[TASK INPUT Boundary: Start]
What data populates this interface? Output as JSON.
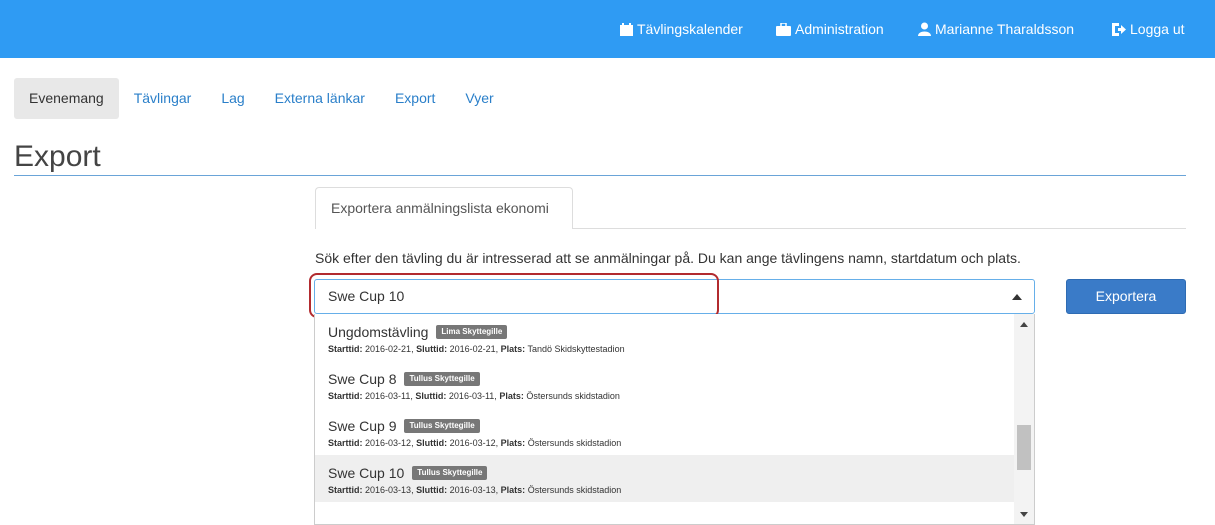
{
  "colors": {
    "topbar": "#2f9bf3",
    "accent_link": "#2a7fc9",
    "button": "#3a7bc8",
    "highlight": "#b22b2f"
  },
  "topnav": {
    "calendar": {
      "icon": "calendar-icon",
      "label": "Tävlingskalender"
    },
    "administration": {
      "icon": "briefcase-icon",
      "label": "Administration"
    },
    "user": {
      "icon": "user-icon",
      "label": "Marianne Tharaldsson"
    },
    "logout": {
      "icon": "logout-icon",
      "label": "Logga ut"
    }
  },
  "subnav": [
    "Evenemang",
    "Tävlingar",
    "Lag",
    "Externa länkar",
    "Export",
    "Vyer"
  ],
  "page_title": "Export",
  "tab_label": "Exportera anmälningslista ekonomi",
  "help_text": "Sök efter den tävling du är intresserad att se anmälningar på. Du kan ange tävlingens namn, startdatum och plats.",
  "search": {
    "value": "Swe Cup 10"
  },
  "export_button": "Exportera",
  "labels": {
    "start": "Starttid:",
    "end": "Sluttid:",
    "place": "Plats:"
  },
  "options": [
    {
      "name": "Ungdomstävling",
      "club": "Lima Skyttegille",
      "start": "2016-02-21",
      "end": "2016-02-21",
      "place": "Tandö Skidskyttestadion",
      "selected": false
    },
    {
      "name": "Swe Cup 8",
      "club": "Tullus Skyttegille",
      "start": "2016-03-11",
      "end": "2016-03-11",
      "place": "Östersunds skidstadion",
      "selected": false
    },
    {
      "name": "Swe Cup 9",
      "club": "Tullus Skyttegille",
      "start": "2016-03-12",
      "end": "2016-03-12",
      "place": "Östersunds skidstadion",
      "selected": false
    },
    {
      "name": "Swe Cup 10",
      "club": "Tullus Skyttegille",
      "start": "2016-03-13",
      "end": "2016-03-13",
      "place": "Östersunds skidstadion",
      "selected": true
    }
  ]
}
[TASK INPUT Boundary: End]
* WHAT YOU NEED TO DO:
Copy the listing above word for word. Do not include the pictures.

* ANSWER SPACE:
What data populates this interface? Output as JSON.
{
  "colors": {
    "topbar": "#2f9bf3",
    "accent_link": "#2a7fc9",
    "button": "#3a7bc8",
    "highlight": "#b22b2f"
  },
  "topnav": {
    "calendar": {
      "icon": "calendar-icon",
      "label": "Tävlingskalender"
    },
    "administration": {
      "icon": "briefcase-icon",
      "label": "Administration"
    },
    "user": {
      "icon": "user-icon",
      "label": "Marianne Tharaldsson"
    },
    "logout": {
      "icon": "logout-icon",
      "label": "Logga ut"
    }
  },
  "subnav": [
    "Evenemang",
    "Tävlingar",
    "Lag",
    "Externa länkar",
    "Export",
    "Vyer"
  ],
  "page_title": "Export",
  "tab_label": "Exportera anmälningslista ekonomi",
  "help_text": "Sök efter den tävling du är intresserad att se anmälningar på. Du kan ange tävlingens namn, startdatum och plats.",
  "search": {
    "value": "Swe Cup 10"
  },
  "export_button": "Exportera",
  "labels": {
    "start": "Starttid:",
    "end": "Sluttid:",
    "place": "Plats:"
  },
  "options": [
    {
      "name": "Ungdomstävling",
      "club": "Lima Skyttegille",
      "start": "2016-02-21",
      "end": "2016-02-21",
      "place": "Tandö Skidskyttestadion",
      "selected": false
    },
    {
      "name": "Swe Cup 8",
      "club": "Tullus Skyttegille",
      "start": "2016-03-11",
      "end": "2016-03-11",
      "place": "Östersunds skidstadion",
      "selected": false
    },
    {
      "name": "Swe Cup 9",
      "club": "Tullus Skyttegille",
      "start": "2016-03-12",
      "end": "2016-03-12",
      "place": "Östersunds skidstadion",
      "selected": false
    },
    {
      "name": "Swe Cup 10",
      "club": "Tullus Skyttegille",
      "start": "2016-03-13",
      "end": "2016-03-13",
      "place": "Östersunds skidstadion",
      "selected": true
    }
  ]
}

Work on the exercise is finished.